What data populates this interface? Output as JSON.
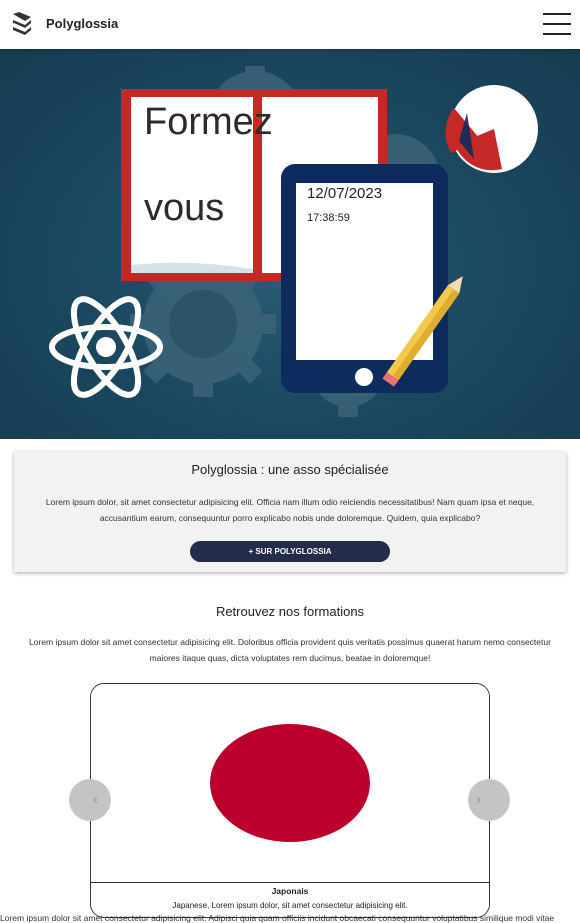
{
  "navbar": {
    "brand": "Polyglossia",
    "brand_icon": "books-icon",
    "menu_icon": "hamburger-icon"
  },
  "hero": {
    "line1": "Formez",
    "line2": "vous",
    "date": "12/07/2023",
    "time": "17:38:59",
    "colors": {
      "background": "#1c4a62",
      "book": "#c62828",
      "tablet": "#0d2b5c",
      "pie": "#c62828"
    }
  },
  "about": {
    "title": "Polyglossia : une asso spécialisée",
    "text": "Lorem ipsum dolor, sit amet consectetur adipisicing elit. Officia nam illum odio reiciendis necessitatibus! Nam quam ipsa et neque, accusantium earum, consequuntur porro explicabo nobis unde doloremque. Quidem, quia explicabo?",
    "button": "+ SUR POLYGLOSSIA"
  },
  "formations": {
    "title": "Retrouvez nos formations",
    "text": "Lorem ipsum dolor sit amet consectetur adipisicing elit. Doloribus officia provident quis veritatis possimus quaerat harum nemo consectetur maiores itaque quas, dicta voluptates rem ducimus, beatae in doloremque!"
  },
  "carousel": {
    "prev": "‹",
    "next": "›",
    "slide_title": "Japonais",
    "slide_text": "Japanese, Lorem ipsum dolor, sit amet consectetur adipisicing elit.",
    "flag_color": "#bc002d"
  },
  "footer": {
    "text": "Lorem ipsum dolor sit amet consectetur adipisicing elit. Adipisci quia quam officiis incidunt obcaecati consequuntur voluptatibus similique modi vitae"
  }
}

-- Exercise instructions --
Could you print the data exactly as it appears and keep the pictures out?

-- Answer box --
What data populates this interface? Output as JSON.
{
  "navbar": {
    "brand": "Polyglossia",
    "brand_icon": "books-icon",
    "menu_icon": "hamburger-icon"
  },
  "hero": {
    "line1": "Formez",
    "line2": "vous",
    "date": "12/07/2023",
    "time": "17:38:59",
    "colors": {
      "background": "#1c4a62",
      "book": "#c62828",
      "tablet": "#0d2b5c",
      "pie": "#c62828"
    }
  },
  "about": {
    "title": "Polyglossia : une asso spécialisée",
    "text": "Lorem ipsum dolor, sit amet consectetur adipisicing elit. Officia nam illum odio reiciendis necessitatibus! Nam quam ipsa et neque, accusantium earum, consequuntur porro explicabo nobis unde doloremque. Quidem, quia explicabo?",
    "button": "+ SUR POLYGLOSSIA"
  },
  "formations": {
    "title": "Retrouvez nos formations",
    "text": "Lorem ipsum dolor sit amet consectetur adipisicing elit. Doloribus officia provident quis veritatis possimus quaerat harum nemo consectetur maiores itaque quas, dicta voluptates rem ducimus, beatae in doloremque!"
  },
  "carousel": {
    "prev": "‹",
    "next": "›",
    "slide_title": "Japonais",
    "slide_text": "Japanese, Lorem ipsum dolor, sit amet consectetur adipisicing elit.",
    "flag_color": "#bc002d"
  },
  "footer": {
    "text": "Lorem ipsum dolor sit amet consectetur adipisicing elit. Adipisci quia quam officiis incidunt obcaecati consequuntur voluptatibus similique modi vitae"
  }
}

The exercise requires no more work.